How to Use CocoaPods with Swift


Heard on swift-lang slack group: Nah. Carthage all the things. Cocoapods can die in a fire. 😂

Installing a pod:

  1. Instal CocoaPod terminal sudo gem install cocoapods
  2. Terminal cd path/to/your/xcodeporject/ hit enter
  3. Terminal pod init (This creates a Podfile for your project.)
  4. Open the podFile Terminal: open -a Xcode Podfile
  5. In order to use CocoaPods written in Swift, you must explicitly include use_frameworks! to opt into using frameworks.
  6. Add pod 'Alamofire', '4.4.0' after use_frameworks
  7. Terminal: Navigate to your project and: pod install
  8. open the project with the .xcworkspace file and not the .xcodeproj, otherwise you’ll encounter build errors.

Putting your own name on it:

target '<Your Target Name>' do
    pod 'Alamofire', '~> 4.7'

Terminal tricks

  • pwd = show path (print working directory)
  • ls -al 👉 Show files in folder

    Semantic versioning

    The three numbers are defined as major, minor, and patch version numbers. For example, the version number 0.9.0 would be interpreted as:

Name Description
major When the major number is increased, this means that non-backwards compatible changes were introduced. When you upgrade a pod to the next major version, you may need to fix build errors, or the pod may behave differently than before.
minor When the minor number is increased, this means new functionality was added, but it’s backwards compatible. When you decide to upgrade, you may or may not need the new functionality, but it shouldn’t cause any build errors or change existing behavior.
patch When the patch number is increased, this means bug fixes were added, but no new functionality was added or behavior changes made.
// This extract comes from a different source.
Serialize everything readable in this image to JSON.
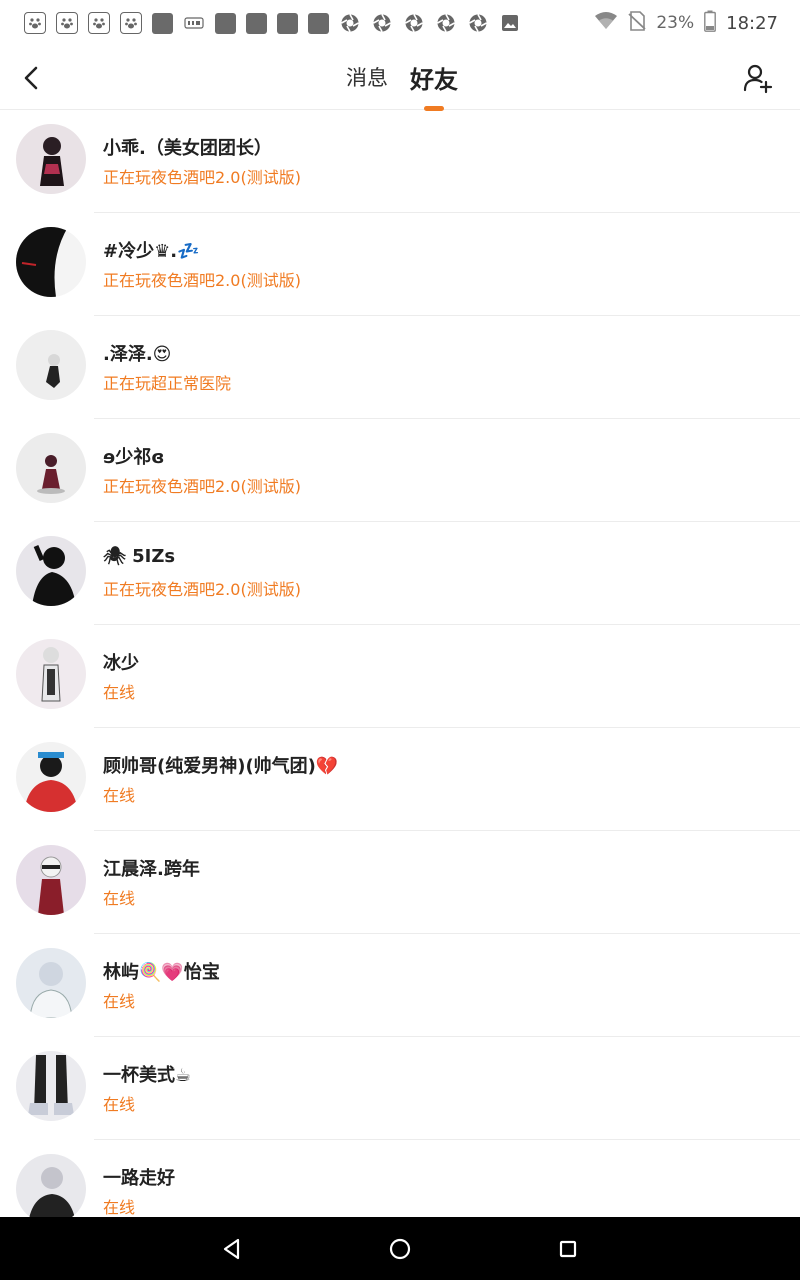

In general, you always want to upgrade patch versions as soon as possible to have the latest, stable version of the pod.

⚠️️If a version number is less than 1.0.0, it’s considered to be a beta version, and minor number increases may include backwards incompatible changes.⚠️️

semantic versioning article

Creating a cocoapod lib:

  1. cd desktop
  2. pod create lib NameOfYourLib
  3. wizard will start, choose swift, demo app and none none,
  4. this opens xcode and you have to update to recommended settings in warning section
  5. cd NameOFYourLib
  6. git init 👉 git add -A 👉 git commit -m init with cocoa pod
  7. Create a repo on github named NameOFYourLib
  8. git remote add origin
  9. git push -u origin master (pushes your lib to github)

Verifying integrity of the pod

  1. In your pod dir terminal: pod lib lint
  2. echo “3.0” » .swift-version (if there was a swift version bug)
  3. Run the lint command again to check for additional errors


  • Make sure your github releases match the .podspec version number or it will get rejected
  • Terminal: pod trunk register and also add your Full name in single quotes at the end
  • you then get an email from cocoapod to confirm
  • terminal pod trunk push NameOfYourLib.podspec

Testing your pod lib:

  • make new xCode project PodTest
  • cd to project folder
  • pod init -> to create a podfile

This is a good primer:

CocoaPods has its benefits but I feel Carthage is less intrusive and SPM is the future so I settled on just knowing how CocoaPods work and rather use Carthage and SPM on a daily basis.

How to Create Cocoa Touch Static Library:


pod –version


Its a good idea to go to and check if your repo name is taken or not before you decide on a name

Here is my workflow with carthage:

Said about cocoapods: